Action item =
An exact reproduction of all the entries below is required.

Web page and app entries:

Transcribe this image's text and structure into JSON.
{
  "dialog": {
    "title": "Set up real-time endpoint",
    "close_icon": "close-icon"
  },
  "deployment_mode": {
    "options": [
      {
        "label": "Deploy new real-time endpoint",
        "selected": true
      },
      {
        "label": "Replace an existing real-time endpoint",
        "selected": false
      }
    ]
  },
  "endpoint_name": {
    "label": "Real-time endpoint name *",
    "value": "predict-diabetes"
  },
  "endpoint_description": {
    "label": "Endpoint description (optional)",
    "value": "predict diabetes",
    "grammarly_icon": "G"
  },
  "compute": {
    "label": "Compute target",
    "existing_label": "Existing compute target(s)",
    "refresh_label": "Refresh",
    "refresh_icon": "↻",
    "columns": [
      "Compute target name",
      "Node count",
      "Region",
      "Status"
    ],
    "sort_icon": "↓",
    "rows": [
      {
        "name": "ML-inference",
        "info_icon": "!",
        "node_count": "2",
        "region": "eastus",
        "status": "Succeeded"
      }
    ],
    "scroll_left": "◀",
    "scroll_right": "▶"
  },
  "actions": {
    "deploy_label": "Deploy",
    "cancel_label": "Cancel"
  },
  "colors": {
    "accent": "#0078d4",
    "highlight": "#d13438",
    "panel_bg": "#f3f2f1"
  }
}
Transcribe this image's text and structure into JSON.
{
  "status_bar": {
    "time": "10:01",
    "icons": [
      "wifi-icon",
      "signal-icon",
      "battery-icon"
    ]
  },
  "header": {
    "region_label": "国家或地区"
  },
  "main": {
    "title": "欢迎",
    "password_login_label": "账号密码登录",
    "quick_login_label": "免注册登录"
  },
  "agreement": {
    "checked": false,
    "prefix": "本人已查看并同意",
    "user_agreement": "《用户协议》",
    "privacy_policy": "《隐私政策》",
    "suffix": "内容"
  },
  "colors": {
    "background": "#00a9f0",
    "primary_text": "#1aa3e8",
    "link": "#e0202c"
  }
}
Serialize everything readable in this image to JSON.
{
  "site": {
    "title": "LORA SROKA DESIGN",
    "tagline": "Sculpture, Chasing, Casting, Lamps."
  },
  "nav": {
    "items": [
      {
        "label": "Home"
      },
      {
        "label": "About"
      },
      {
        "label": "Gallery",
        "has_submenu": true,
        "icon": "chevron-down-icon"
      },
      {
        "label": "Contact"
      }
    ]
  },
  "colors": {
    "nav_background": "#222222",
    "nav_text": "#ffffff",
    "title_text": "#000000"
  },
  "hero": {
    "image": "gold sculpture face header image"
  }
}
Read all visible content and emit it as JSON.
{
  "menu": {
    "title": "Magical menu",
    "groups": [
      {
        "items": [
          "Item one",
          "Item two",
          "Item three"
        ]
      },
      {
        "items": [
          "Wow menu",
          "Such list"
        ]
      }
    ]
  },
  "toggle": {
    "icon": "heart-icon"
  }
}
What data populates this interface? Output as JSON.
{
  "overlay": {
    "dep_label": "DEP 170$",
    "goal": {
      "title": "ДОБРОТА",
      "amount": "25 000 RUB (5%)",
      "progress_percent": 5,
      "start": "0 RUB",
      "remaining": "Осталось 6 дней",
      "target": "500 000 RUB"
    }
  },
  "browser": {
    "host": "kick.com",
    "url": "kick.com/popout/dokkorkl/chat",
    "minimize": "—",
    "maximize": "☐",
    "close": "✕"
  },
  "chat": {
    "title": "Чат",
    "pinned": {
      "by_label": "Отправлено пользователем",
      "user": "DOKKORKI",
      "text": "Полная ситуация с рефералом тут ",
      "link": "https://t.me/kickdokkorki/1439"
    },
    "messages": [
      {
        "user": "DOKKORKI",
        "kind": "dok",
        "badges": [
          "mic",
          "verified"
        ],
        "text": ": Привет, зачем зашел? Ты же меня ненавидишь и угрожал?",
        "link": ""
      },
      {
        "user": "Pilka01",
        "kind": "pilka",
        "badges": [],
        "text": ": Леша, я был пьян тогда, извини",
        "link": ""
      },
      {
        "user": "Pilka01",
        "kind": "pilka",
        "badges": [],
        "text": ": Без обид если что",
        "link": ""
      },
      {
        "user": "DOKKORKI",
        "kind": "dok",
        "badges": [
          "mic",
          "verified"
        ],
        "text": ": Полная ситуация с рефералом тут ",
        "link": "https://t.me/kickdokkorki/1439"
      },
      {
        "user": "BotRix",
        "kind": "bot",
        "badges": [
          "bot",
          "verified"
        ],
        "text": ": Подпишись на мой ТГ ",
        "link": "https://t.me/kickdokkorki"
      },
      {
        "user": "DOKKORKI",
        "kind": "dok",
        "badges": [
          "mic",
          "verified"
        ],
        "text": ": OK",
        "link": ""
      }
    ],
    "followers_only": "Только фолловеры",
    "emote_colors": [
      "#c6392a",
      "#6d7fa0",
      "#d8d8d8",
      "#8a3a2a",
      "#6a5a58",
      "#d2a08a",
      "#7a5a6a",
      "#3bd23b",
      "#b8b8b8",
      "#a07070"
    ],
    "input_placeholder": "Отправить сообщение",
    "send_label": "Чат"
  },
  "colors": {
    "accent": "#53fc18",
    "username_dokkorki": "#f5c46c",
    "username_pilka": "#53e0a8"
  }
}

Answer to this exercise =
Transcribe this image's text and structure into JSON.
{
  "dialog": {
    "title": "Set up real-time endpoint",
    "close_icon": "close-icon"
  },
  "deployment_mode": {
    "options": [
      {
        "label": "Deploy new real-time endpoint",
        "selected": true
      },
      {
        "label": "Replace an existing real-time endpoint",
        "selected": false
      }
    ]
  },
  "endpoint_name": {
    "label": "Real-time endpoint name *",
    "value": "predict-diabetes"
  },
  "endpoint_description": {
    "label": "Endpoint description (optional)",
    "value": "predict diabetes",
    "grammarly_icon": "G"
  },
  "compute": {
    "label": "Compute target",
    "existing_label": "Existing compute target(s)",
    "refresh_label": "Refresh",
    "refresh_icon": "↻",
    "columns": [
      "Compute target name",
      "Node count",
      "Region",
      "Status"
    ],
    "sort_icon": "↓",
    "rows": [
      {
        "name": "ML-inference",
        "info_icon": "!",
        "node_count": "2",
        "region": "eastus",
        "status": "Succeeded"
      }
    ],
    "scroll_left": "◀",
    "scroll_right": "▶"
  },
  "actions": {
    "deploy_label": "Deploy",
    "cancel_label": "Cancel"
  },
  "colors": {
    "accent": "#0078d4",
    "highlight": "#d13438",
    "panel_bg": "#f3f2f1"
  }
}
Transcribe this image's text and structure into JSON.
{
  "status_bar": {
    "time": "10:01",
    "icons": [
      "wifi-icon",
      "signal-icon",
      "battery-icon"
    ]
  },
  "header": {
    "region_label": "国家或地区"
  },
  "main": {
    "title": "欢迎",
    "password_login_label": "账号密码登录",
    "quick_login_label": "免注册登录"
  },
  "agreement": {
    "checked": false,
    "prefix": "本人已查看并同意",
    "user_agreement": "《用户协议》",
    "privacy_policy": "《隐私政策》",
    "suffix": "内容"
  },
  "colors": {
    "background": "#00a9f0",
    "primary_text": "#1aa3e8",
    "link": "#e0202c"
  }
}
Serialize everything readable in this image to JSON.
{
  "site": {
    "title": "LORA SROKA DESIGN",
    "tagline": "Sculpture, Chasing, Casting, Lamps."
  },
  "nav": {
    "items": [
      {
        "label": "Home"
      },
      {
        "label": "About"
      },
      {
        "label": "Gallery",
        "has_submenu": true,
        "icon": "chevron-down-icon"
      },
      {
        "label": "Contact"
      }
    ]
  },
  "colors": {
    "nav_background": "#222222",
    "nav_text": "#ffffff",
    "title_text": "#000000"
  },
  "hero": {
    "image": "gold sculpture face header image"
  }
}
Read all visible content and emit it as JSON.
{
  "menu": {
    "title": "Magical menu",
    "groups": [
      {
        "items": [
          "Item one",
          "Item two",
          "Item three"
        ]
      },
      {
        "items": [
          "Wow menu",
          "Such list"
        ]
      }
    ]
  },
  "toggle": {
    "icon": "heart-icon"
  }
}
What data populates this interface? Output as JSON.
{
  "overlay": {
    "dep_label": "DEP 170$",
    "goal": {
      "title": "ДОБРОТА",
      "amount": "25 000 RUB (5%)",
      "progress_percent": 5,
      "start": "0 RUB",
      "remaining": "Осталось 6 дней",
      "target": "500 000 RUB"
    }
  },
  "browser": {
    "host": "kick.com",
    "url": "kick.com/popout/dokkorkl/chat",
    "minimize": "—",
    "maximize": "☐",
    "close": "✕"
  },
  "chat": {
    "title": "Чат",
    "pinned": {
      "by_label": "Отправлено пользователем",
      "user": "DOKKORKI",
      "text": "Полная ситуация с рефералом тут ",
      "link": "https://t.me/kickdokkorki/1439"
    },
    "messages": [
      {
        "user": "DOKKORKI",
        "kind": "dok",
        "badges": [
          "mic",
          "verified"
        ],
        "text": ": Привет, зачем зашел? Ты же меня ненавидишь и угрожал?",
        "link": ""
      },
      {
        "user": "Pilka01",
        "kind": "pilka",
        "badges": [],
        "text": ": Леша, я был пьян тогда, извини",
        "link": ""
      },
      {
        "user": "Pilka01",
        "kind": "pilka",
        "badges": [],
        "text": ": Без обид если что",
        "link": ""
      },
      {
        "user": "DOKKORKI",
        "kind": "dok",
        "badges": [
          "mic",
          "verified"
        ],
        "text": ": Полная ситуация с рефералом тут ",
        "link": "https://t.me/kickdokkorki/1439"
      },
      {
        "user": "BotRix",
        "kind": "bot",
        "badges": [
          "bot",
          "verified"
        ],
        "text": ": Подпишись на мой ТГ ",
        "link": "https://t.me/kickdokkorki"
      },
      {
        "user": "DOKKORKI",
        "kind": "dok",
        "badges": [
          "mic",
          "verified"
        ],
        "text": ": OK",
        "link": ""
      }
    ],
    "followers_only": "Только фолловеры",
    "emote_colors": [
      "#c6392a",
      "#6d7fa0",
      "#d8d8d8",
      "#8a3a2a",
      "#6a5a58",
      "#d2a08a",
      "#7a5a6a",
      "#3bd23b",
      "#b8b8b8",
      "#a07070"
    ],
    "input_placeholder": "Отправить сообщение",
    "send_label": "Чат"
  },
  "colors": {
    "accent": "#53fc18",
    "username_dokkorki": "#f5c46c",
    "username_pilka": "#53e0a8"
  }
}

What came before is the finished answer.